                  Happy Thanksgiving

                  • Joe

                    Had not read this article when at(November 20, 2015 at 2:28 am)I wrote:

                    “A cynic would suspect the extra money would come under the cover of being for additional flights, but then be used to finance the original unperformed flights. Then later another extra amount of money can be requested to finance the “additional flights”.”

                    Sort of like kiting checks.

  • Tracy the Troll

    Will each launch request for bid just have one bidder? Are they just going to take turns…Taking the Bid? Is the Delta 4 RS68 engine Really at 2/3 the cost of the Atlas 5 RD180 engine and an equal replacement? Is this what competition looks like in the future for Military Launches? It certainly does look like corruption rather than competition.

    • Tim Andrews

      “Is the Delta 4 RS68 engine Really at 2/3 the cost of the Atlas 5 RD180 engine and an equal replacement?”

      I don’t know it’s price, but it is not an equal replacement. From a flight control perspective it’s quite different (one nozzle to gimbal instead of two) and it uses a different fuel. It would not replace RD-180 on the Atlas V.

      While ULA could bid with the Delta IV, they won’t because the Delta IV is a much more expensive rocket overall and they aren’t going to spend the money on preparing a bid for a contract they know doesn’t have a hope of winning because it’s so much more expensive than their competitor.

    • James

      “Is this what competition looks like in the future for Military Launches? It certainly does look like corruption rather than competition.”

      Yikes!
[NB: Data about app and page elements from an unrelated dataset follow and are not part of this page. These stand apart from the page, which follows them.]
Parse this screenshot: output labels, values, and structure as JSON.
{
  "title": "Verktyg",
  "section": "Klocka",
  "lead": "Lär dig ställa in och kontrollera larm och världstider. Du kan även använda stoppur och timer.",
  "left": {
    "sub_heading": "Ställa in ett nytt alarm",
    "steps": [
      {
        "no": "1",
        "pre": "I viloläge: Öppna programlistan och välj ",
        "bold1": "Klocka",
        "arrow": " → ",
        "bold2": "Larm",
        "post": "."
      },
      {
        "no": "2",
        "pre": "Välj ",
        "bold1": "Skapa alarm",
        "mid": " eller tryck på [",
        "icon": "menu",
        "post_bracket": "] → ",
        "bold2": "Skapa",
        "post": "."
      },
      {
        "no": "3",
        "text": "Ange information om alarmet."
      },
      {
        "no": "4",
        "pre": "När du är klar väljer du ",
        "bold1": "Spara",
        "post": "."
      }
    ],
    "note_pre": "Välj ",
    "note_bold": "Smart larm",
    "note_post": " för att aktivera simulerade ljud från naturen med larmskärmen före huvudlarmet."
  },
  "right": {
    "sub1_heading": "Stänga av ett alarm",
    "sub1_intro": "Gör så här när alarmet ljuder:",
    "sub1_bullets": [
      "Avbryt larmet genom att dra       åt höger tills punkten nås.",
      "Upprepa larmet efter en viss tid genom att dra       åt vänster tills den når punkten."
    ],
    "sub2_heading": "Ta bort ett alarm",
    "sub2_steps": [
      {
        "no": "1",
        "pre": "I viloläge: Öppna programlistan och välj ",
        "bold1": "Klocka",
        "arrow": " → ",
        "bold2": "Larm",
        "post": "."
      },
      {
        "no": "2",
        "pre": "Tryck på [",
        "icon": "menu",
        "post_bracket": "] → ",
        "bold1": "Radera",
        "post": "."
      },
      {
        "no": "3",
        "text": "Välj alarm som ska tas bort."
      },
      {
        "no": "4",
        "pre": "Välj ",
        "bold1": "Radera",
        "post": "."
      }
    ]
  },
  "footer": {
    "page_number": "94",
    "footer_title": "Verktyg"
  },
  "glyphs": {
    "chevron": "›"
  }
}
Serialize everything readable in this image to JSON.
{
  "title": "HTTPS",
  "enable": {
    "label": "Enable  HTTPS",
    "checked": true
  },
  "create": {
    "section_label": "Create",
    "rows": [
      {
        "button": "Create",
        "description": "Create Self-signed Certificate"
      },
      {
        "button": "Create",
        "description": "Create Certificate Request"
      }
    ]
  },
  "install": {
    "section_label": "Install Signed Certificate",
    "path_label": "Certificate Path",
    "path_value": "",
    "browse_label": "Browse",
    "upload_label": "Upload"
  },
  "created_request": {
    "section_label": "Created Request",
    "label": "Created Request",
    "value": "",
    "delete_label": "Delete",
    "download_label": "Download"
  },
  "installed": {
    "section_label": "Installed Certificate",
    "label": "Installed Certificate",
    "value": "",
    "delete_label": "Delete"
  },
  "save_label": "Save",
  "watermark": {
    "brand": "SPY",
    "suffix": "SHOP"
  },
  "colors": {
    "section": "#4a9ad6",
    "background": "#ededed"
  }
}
That’s what I was thinking.

      Maybe a modified Delta III could be useful.

      Add a reliable second Rocketdyne RS-27A main engine to the Delta III.

      Stretch the length of the standard Delta III’s four meters in diameter kerosene tank and add a new four meters in diameter liquid oxygen tank.

      The upper stage could be a stretched Delta III second stage with a single hydrolox Pratt and Whitney RL10B-2.

      Add whatever large solid rocket boosters that are needed for a given payload mass.

      Eventually, modernize, simplify, improve, and reduce the cost of the Rocketdyne RS-27A engine that currently has a Sea Level Thrust of 890.1 kN, or 200,102 lbs, of thrust.

      Note that the original Delta III was capable of putting a 8,290 kg or 18,280 lb payload into LEO or putting a 3,810 kg, or 8,390 lb, payload to into GTO. A stretched 4 meters in diameter dual RS-27A powered Delta III could be a much more capable launcher.

      If needed, a version of this stretched and 4 meters in diameter Delta III with three or four reliable RS-27A engines would also be doable.

      If a five meters in diameter Delta III were developed, the first stage could have five or six RS-27A engines.

      Another engine option for such a four or five meters in diameter Delta III would be an economical single F-1B rocket engine with 1.8 Million lbs of Sea Level thrust.

      Note that if four first stages of such a four meters in diameter F-1B powered Delta III were connected in two pairs and used as substitutes for the SRBs of the SLS, it should result in a SLS launcher with about a 150 metric tons of payload to low earth orbit.

      That might be useful!